[Exercise input Boundary: Start]

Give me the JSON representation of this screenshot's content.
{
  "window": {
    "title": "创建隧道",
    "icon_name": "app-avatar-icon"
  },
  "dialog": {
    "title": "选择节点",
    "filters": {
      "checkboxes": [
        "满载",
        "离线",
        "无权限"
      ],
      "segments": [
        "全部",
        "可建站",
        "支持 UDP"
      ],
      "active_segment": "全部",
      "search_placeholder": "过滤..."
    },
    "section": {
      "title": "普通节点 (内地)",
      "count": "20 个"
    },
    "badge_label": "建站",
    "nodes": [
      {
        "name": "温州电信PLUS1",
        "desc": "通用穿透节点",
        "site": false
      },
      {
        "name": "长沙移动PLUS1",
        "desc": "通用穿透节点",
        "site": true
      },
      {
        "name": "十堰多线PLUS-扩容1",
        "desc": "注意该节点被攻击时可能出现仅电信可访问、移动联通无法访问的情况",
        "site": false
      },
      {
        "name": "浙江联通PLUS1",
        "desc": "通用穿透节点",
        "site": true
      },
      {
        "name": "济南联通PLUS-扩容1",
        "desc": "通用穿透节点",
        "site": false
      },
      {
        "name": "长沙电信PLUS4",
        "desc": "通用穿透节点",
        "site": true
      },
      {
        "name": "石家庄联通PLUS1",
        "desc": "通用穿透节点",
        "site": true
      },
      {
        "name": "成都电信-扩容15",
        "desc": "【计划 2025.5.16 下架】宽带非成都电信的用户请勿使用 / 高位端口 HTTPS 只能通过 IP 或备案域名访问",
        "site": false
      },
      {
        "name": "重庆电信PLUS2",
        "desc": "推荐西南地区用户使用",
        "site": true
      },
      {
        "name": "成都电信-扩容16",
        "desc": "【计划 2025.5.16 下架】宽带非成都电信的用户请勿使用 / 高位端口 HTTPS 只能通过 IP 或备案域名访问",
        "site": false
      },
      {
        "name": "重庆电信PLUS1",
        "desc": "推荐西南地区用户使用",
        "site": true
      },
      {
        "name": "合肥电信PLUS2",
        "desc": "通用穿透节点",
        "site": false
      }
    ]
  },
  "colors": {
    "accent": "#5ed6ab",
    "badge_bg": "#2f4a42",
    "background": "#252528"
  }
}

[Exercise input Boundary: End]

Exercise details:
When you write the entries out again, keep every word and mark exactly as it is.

Exercise output:
Give me the JSON representation of this screenshot's content.
{
  "window": {
    "title": "创建隧道",
    "icon_name": "app-avatar-icon"
  },
  "dialog": {
    "title": "选择节点",
    "filters": {
      "checkboxes": [
        "满载",
        "离线",
        "无权限"
      ],
      "segments": [
        "全部",
        "可建站",
        "支持 UDP"
      ],
      "active_segment": "全部",
      "search_placeholder": "过滤..."
    },
    "section": {
      "title": "普通节点 (内地)",
      "count": "20 个"
    },
    "badge_label": "建站",
    "nodes": [
      {
        "name": "温州电信PLUS1",
        "desc": "通用穿透节点",
        "site": false
      },
      {
        "name": "长沙移动PLUS1",
        "desc": "通用穿透节点",
        "site": true
      },
      {
        "name": "十堰多线PLUS-扩容1",
        "desc": "注意该节点被攻击时可能出现仅电信可访问、移动联通无法访问的情况",
        "site": false
      },
      {
        "name": "浙江联通PLUS1",
        "desc": "通用穿透节点",
        "site": true
      },
      {
        "name": "济南联通PLUS-扩容1",
        "desc": "通用穿透节点",
        "site": false
      },
      {
        "name": "长沙电信PLUS4",
        "desc": "通用穿透节点",
        "site": true
      },
      {
        "name": "石家庄联通PLUS1",
        "desc": "通用穿透节点",
        "site": true
      },
      {
        "name": "成都电信-扩容15",
        "desc": "【计划 2025.5.16 下架】宽带非成都电信的用户请勿使用 / 高位端口 HTTPS 只能通过 IP 或备案域名访问",
        "site": false
      },
      {
        "name": "重庆电信PLUS2",
        "desc": "推荐西南地区用户使用",
        "site": true
      },
      {
        "name": "成都电信-扩容16",
        "desc": "【计划 2025.5.16 下架】宽带非成都电信的用户请勿使用 / 高位端口 HTTPS 只能通过 IP 或备案域名访问",
        "site": false
      },
      {
        "name": "重庆电信PLUS1",
        "desc": "推荐西南地区用户使用",
        "site": true
      },
      {
        "name": "合肥电信PLUS2",
        "desc": "通用穿透节点",
        "site": false
      }
    ]
  },
  "colors": {
    "accent": "#5ed6ab",
    "badge_bg": "#2f4a42",
    "background": "#252528"
  }
}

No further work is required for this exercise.